Use of pattern matching to implement standard design patterns affects extensibility

Oct 18, 2011 at 1:34 PM


I'm an avid F# 2.0 user as well as some prior experiences with Java, where I used design patterns quite aggressively. 

While looking at the design patterns proposed in this project, I see that most of them (if not all of them) are implemented using pattern matching. While this might seem natural and easy to read in a language like F#, it is generally not recommended when designing software in general, since pattern matching violates the open/closed principle (see

For instance, the command pattern example posted in this project ( defines a CommandType as an enumerate with two values Deposit and Withdraw. The Do and Undo functions pattern match on these enumerate values to decide what to do.

While this achieves the desired functionality, it provides no extensibility at all.

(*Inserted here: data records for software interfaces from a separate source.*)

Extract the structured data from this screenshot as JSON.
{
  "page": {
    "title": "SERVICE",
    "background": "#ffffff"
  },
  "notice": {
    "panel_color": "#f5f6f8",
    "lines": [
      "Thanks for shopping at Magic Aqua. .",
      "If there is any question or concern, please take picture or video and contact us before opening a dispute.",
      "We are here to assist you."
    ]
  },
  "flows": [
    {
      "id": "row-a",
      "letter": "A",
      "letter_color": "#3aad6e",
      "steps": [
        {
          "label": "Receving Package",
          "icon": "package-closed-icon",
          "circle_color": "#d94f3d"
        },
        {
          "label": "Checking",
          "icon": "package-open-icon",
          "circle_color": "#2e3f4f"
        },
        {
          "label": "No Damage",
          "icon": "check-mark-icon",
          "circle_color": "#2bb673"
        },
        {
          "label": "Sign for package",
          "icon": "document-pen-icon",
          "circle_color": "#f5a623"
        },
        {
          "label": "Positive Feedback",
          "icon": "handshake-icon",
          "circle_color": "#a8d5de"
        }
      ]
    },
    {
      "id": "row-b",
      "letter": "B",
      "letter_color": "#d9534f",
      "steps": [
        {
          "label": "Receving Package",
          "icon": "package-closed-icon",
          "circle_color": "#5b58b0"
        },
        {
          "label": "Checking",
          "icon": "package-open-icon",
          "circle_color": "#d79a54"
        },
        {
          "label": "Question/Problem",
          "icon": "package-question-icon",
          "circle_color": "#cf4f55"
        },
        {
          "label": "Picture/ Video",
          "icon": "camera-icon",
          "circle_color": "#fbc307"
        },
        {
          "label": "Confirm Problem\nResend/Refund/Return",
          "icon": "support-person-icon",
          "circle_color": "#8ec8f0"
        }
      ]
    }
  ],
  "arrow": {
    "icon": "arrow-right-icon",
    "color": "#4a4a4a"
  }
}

If I wanted to add a third operation (say PrintBalance), I would have to manually change all of the places where the CommandType is pattern matched (I have to admit that the F# compiler would warn if one such pattern matching expression is not updated, but still..). 

In my opinion, this design pattern would be better implemented if the TCommand type is defined as follows:

type TCommand =
   { Amount : int
      Do: int -> int -> int;
      Undo: int -> int -> int;
      Name: string }

let withdraw x = { Amount = x; Do = (-); Undo = (+); Name = "Withdraw" }

let deposit x = { Amount = x; Do = (+); Undo = (-); Name = "deposit" }

let operate (balance: int) (c: TCommand) =
  printfn "Doing a %s operation" c.Name
  let newBalance = c.Do c.Amount balance
  printfn "New balance is %O" newBalance 

Excuse me if it does not compile, I have no access to an F# compiler right now (not even, due to browser plug-in requirements).



Mar 27, 2012 at 5:01 AM
Edited Mar 27, 2012 at 5:03 AM

Design Patterns are common "best practice" ways to manage object-oriented problems that doesn't exist in functional language. While it is nice to have some sample code here, I think OO-patterns may noy be the best thing.

Why would you use ICommand anyway? Next you need some IHasPermission to check that no-one can't inject your code. And so on. While you could use the function as type in the first place.

Or if you absolutely want to just execute:

let Do f = f()

(silly method) or maybe:

let Do hasPermissions f = 
    if hasPermissions() then f()

Generally I would say extensibility is not the problem in functional programming as it is in OO-world. The reason is that with OO you try to bottom-up model the whole world. In functional programming you can use partial application and compose things with top-down design.

I could make:

let myProcess = Save >> Validate >> Send

without even yet defining the parameter, the object x, when in OO I should first define every property of this x.

Usually business logic is messy unstructured if-jungle.
You can solve this with pattern matching which keeps your complex logic clean.

I discussed this with a Java-architect and here are some examples of his sample Java-code as F#:


Apr 30, 2012 at 5:05 AM

Great suggestion, Gdecaso.. 

we will make a change according to your suggestion.